A good or excellent credit score can take longer - years. This is because a credit score is largely based on building up timely payments over a long period of time.
So, it is about playing a long game.
But there are plenty of ways to build credit fast.
Ways to Build Your Credit Score #1 | Always pay your bills on time
Timely payments make up the majority of your credit score. Because you’re literally on the Cleo blog right now, we’ll just mention that Cleo’s free budgeting feature will create a personalized budget for you and remind you when bills need to be paid. And with the Builder subscription, you can use these timely payments to work on your score (more on that further down).
Ways to Build Your Credit Score #2 | Monitor your credit report
Monitoring your credit report helps you spot any errors in the report, and deal with them quickly.
Ways to Build Your Credit Score #3 | Use a credit card to build credit
Obviously. But we know there are many reasons why you might have to avoid credit cards. Like if you have a poor credit score (between 300-579), then the annual percentage rate (APR) might be way too high.
Ways to Build Your Credit Score #4 | Use a secured card to build credit
With these types of cards, you pay a security deposit which then becomes your credit limit.
How to build credit fast with Cleo
The Cleo Credit Builder Card* is a type of secured card. We created it to help people fix their credit, without having to jump through a million hoops. It comes with no interest and requires no credit checks.
Here’s how it works:
💵 You add some cash to your security deposit (there’s a minimum deposit of $1). The amount of money you put in becomes your credit limit.
💵 You go shopping. You spend money on the card and then pay back the balance on time monthly. You can make this even easier by making repayment automatic with autopay.
💵 If you choose to add bills or subscriptions to these payments, you can drop some life admin and spend automatically. Bonus points for setting up bill reminders with Cleo’s free budgeting feature.
💵 Keep track of your credit score in the ‘borrow’ tab.
Here’s how to get started building your credit score with Cleo
You’ll be able to apply for the card once you sign up for the Cleo Builder subscription, which is $14.99 per month.
With this, you get:
• The option to apply for a cash advance** of up to $270
• Cashback rewards** - money back when you spend at some of your fave stores
• Priority support to help you on your credit journey
• Access to all of Cleo’s free features.

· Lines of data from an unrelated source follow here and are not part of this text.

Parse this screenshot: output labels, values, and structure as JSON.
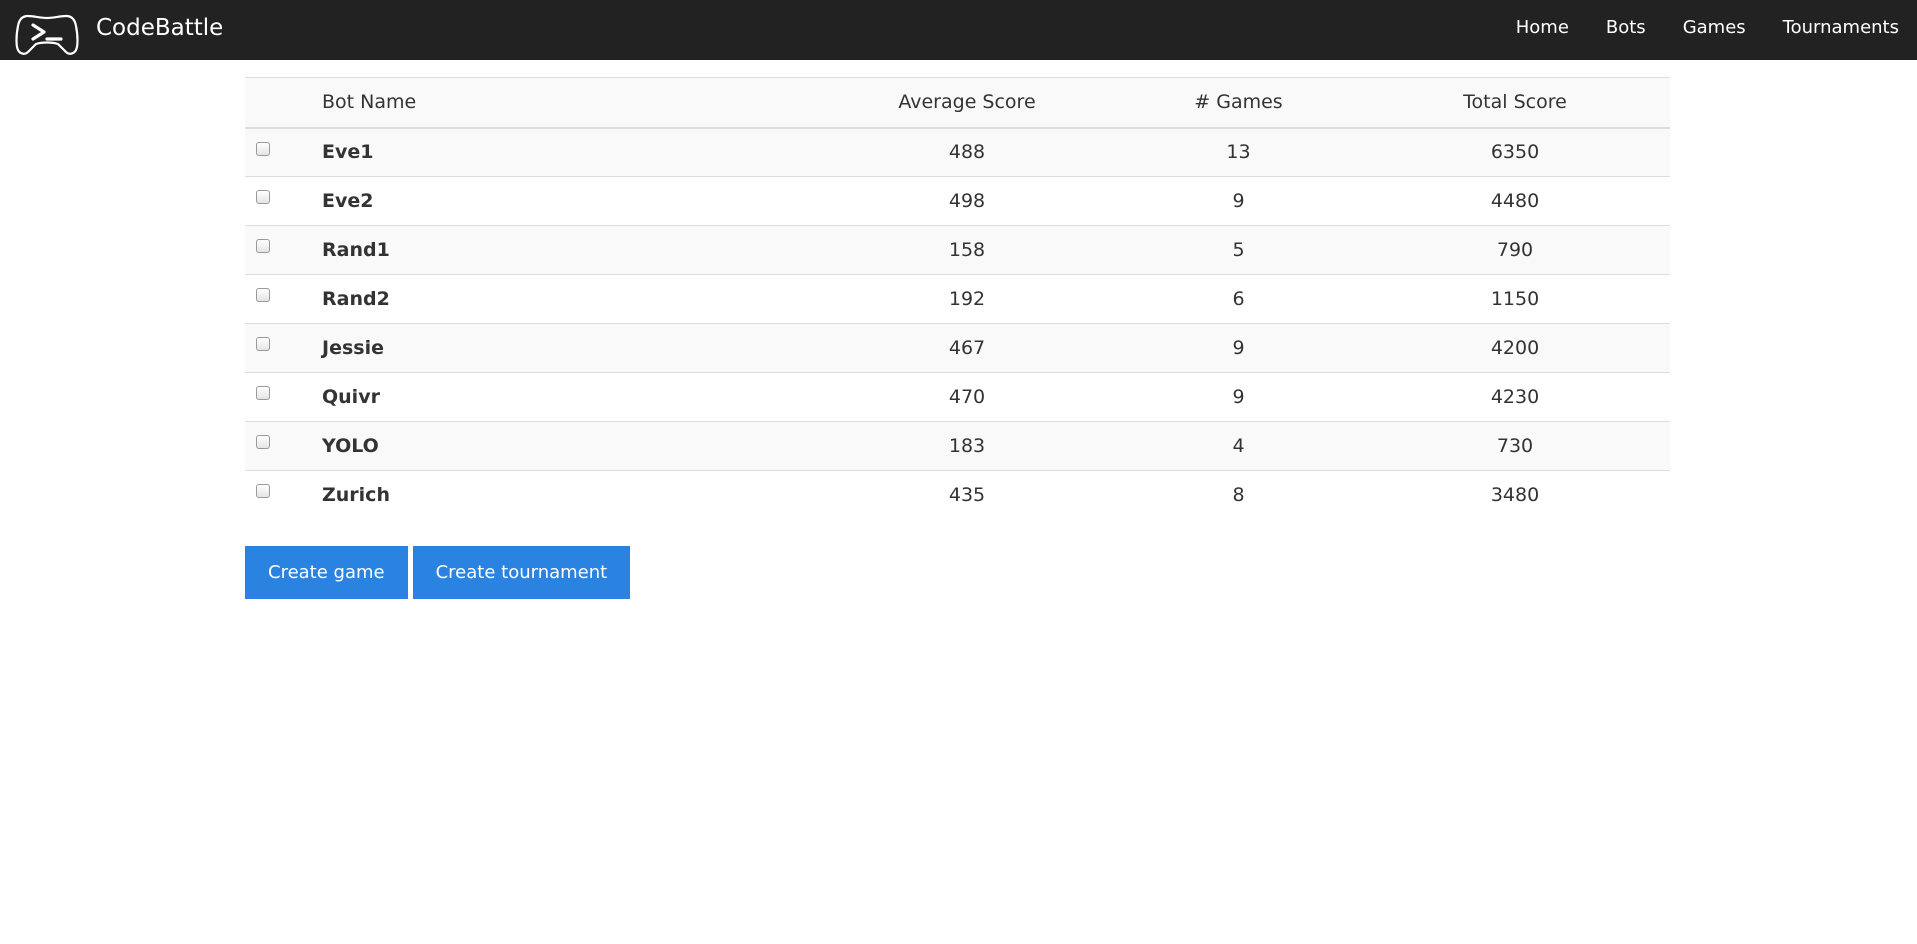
{
  "navbar": {
    "brand_logo_icon": "gamepad-terminal-icon",
    "brand_name": "CodeBattle",
    "links": [
      "Home",
      "Bots",
      "Games",
      "Tournaments"
    ]
  },
  "table": {
    "headers": {
      "bot_name": "Bot Name",
      "average_score": "Average Score",
      "games": "# Games",
      "total_score": "Total Score"
    },
    "rows": [
      {
        "name": "Eve1",
        "average_score": "488",
        "games": "13",
        "total_score": "6350",
        "checked": false
      },
      {
        "name": "Eve2",
        "average_score": "498",
        "games": "9",
        "total_score": "4480",
        "checked": false
      },
      {
        "name": "Rand1",
        "average_score": "158",
        "games": "5",
        "total_score": "790",
        "checked": false
      },
      {
        "name": "Rand2",
        "average_score": "192",
        "games": "6",
        "total_score": "1150",
        "checked": false
      },
      {
        "name": "Jessie",
        "average_score": "467",
        "games": "9",
        "total_score": "4200",
        "checked": false
      },
      {
        "name": "Quivr",
        "average_score": "470",
        "games": "9",
        "total_score": "4230",
        "checked": false
      },
      {
        "name": "YOLO",
        "average_score": "183",
        "games": "4",
        "total_score": "730",
        "checked": false
      },
      {
        "name": "Zurich",
        "average_score": "435",
        "games": "8",
        "total_score": "3480",
        "checked": false
      }
    ]
  },
  "actions": {
    "create_game_label": "Create game",
    "create_tournament_label": "Create tournament"
  },
  "colors": {
    "navbar_bg": "#222222",
    "primary_button": "#2a83e1",
    "striped_row": "#f9f9f9",
    "border": "#dddddd"
  }
}
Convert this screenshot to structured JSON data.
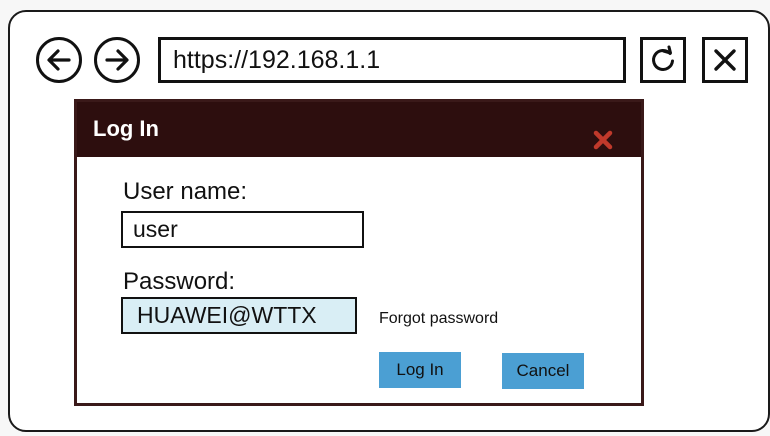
{
  "browser": {
    "url": "https://192.168.1.1",
    "icons": {
      "back": "arrow-left-icon",
      "forward": "arrow-right-icon",
      "refresh": "refresh-icon",
      "close": "close-icon"
    }
  },
  "dialog": {
    "title": "Log In",
    "close_icon": "close-icon",
    "username_label": "User name:",
    "username_value": "user",
    "password_label": "Password:",
    "password_value": "HUAWEI@WTTX",
    "forgot_link": "Forgot password",
    "login_button": "Log In",
    "cancel_button": "Cancel"
  },
  "colors": {
    "titlebar": "#2d0e0e",
    "close_icon": "#c0392b",
    "button": "#4b9fd3",
    "password_field_bg": "#d9eef5"
  }
}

Duh
Enjoy this post? Give it a share or send it along to a friend. You never know, it could make a big difference. Big love. Cleo 💙
*The Credit Builder Card is issued by WebBank, Member FDIC pursuant to a license from Visa USA Inc. Access to the Card is subject to approval.
**“Cash/Salary Advance” and “Cashback Rewards” are features of the Cleo Builder Subscription and not the Credit Builder Card. The “Card Cash Advance” is a feature unique to the Credit Builder Card and allows you to advance cash at an ATM. The Card Cash Advance is subject to a $2.50 fee per transaction plus any fee that may be charged by the ATM or Bank. This feature is only available to holders of the Credit Builder Card.
If you’re in a bind right now, we’ll just mention Cleo could spot you up to $250.† No credit checks. No interest. No problem.